Metro Special Sundays, at $179, includes lodging and a $25 Metro Bar & Cafe coupon. Relax and Shop, starting at $349, includes $100 in spa services and $50 toward dining.
877-638-7620, 414-272-1937, www.hotelmetro.com
Inn on Woodlake, Kohler – In the shadow of the community’s grand dame, The American Club resort, is a 121-room hotel whose fixtures and furnishings are comparable in quality and ambiance.
“Low profile” means “costs less,” even though breakfast pastries are prepared by American Club chefs and accommodations showcase the latest in Kohler shower equipment. Guests have access to a nearby health club, and the hotel is attached to an upscale shopping area.
Overnight packages sometimes include Kohler event tickets, golf, spa and/or dining reservations. The Harvest Days Package, good for Friday and Saturday stays in October, starts at $179 per night, but don’t expect that rate during the popular Kohler Food & Wine Experience, Oct. 22-25.
Jefferson Street Inn, Wausau – Seeing a guy use a luggage cart to haul fishing rods, as well as a business suit, provides one clue about who frequents this earth-toned, 100-unit downtown hotel.
A mere two blocks away is the vibrant Wisconsin River, where whitewater rapids and gentler currents co-exist with the fish. Come winter, downhill and cross-country ski trails at Rib Mountain State Park lure travelers.
The hotel and its classy-casual City Grill blend in with the specialty shops of Third Street. Some rooms overlook downtown’s public square, whose park-like center is transformed into a skating rink during winter.
Little extras attempt to put overnight guests at ease, be it the hardcover novels above fireplace mantles or the next-door spa’s silver-service English Tea (with soup, fruit, finger sandwiches and sweets).

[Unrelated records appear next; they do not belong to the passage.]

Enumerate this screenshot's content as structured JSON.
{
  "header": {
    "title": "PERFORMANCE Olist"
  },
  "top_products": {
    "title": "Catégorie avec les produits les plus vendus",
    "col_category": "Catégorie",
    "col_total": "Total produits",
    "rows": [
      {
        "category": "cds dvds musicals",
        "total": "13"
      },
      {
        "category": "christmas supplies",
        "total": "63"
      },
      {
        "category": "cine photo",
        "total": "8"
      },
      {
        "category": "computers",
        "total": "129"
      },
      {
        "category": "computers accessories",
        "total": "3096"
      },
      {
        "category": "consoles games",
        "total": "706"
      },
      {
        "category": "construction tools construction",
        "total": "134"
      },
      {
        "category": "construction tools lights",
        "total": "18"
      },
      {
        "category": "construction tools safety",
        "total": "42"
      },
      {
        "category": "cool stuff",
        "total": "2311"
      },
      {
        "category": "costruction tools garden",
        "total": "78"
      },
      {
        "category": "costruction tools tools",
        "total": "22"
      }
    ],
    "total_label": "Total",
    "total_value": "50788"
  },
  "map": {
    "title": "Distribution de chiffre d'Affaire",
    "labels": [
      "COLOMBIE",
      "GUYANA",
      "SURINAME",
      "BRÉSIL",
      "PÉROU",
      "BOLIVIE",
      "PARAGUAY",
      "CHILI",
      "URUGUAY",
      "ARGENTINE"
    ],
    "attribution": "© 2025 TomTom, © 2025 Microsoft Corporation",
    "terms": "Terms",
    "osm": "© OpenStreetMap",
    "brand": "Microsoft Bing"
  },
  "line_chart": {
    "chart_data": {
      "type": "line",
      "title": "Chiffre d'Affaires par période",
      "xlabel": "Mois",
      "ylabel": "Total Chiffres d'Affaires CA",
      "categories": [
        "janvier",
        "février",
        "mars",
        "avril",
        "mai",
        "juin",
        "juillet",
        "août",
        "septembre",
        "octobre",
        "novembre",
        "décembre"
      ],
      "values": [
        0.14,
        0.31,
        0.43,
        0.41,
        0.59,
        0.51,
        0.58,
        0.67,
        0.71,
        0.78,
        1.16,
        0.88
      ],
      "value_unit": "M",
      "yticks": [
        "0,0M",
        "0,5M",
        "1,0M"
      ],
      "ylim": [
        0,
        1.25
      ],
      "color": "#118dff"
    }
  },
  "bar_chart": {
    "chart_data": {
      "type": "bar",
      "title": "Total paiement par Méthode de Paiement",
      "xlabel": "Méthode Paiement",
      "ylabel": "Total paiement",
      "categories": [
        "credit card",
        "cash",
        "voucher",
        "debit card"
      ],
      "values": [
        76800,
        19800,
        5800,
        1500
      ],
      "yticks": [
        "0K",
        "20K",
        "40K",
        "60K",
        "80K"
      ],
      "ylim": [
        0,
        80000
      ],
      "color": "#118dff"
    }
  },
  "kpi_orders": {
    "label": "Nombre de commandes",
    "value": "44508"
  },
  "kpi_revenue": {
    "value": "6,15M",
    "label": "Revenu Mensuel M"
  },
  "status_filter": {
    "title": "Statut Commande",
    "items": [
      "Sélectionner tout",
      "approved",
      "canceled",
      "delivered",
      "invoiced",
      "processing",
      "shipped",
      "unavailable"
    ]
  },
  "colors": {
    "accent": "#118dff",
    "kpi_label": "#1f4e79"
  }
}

One overnight hotel package pampers your pet (from $119, including pet goodies). Another, the Dog House Package, aims to elevate your reputation (from $285, including champagne, chocolates and $50 toward dinner).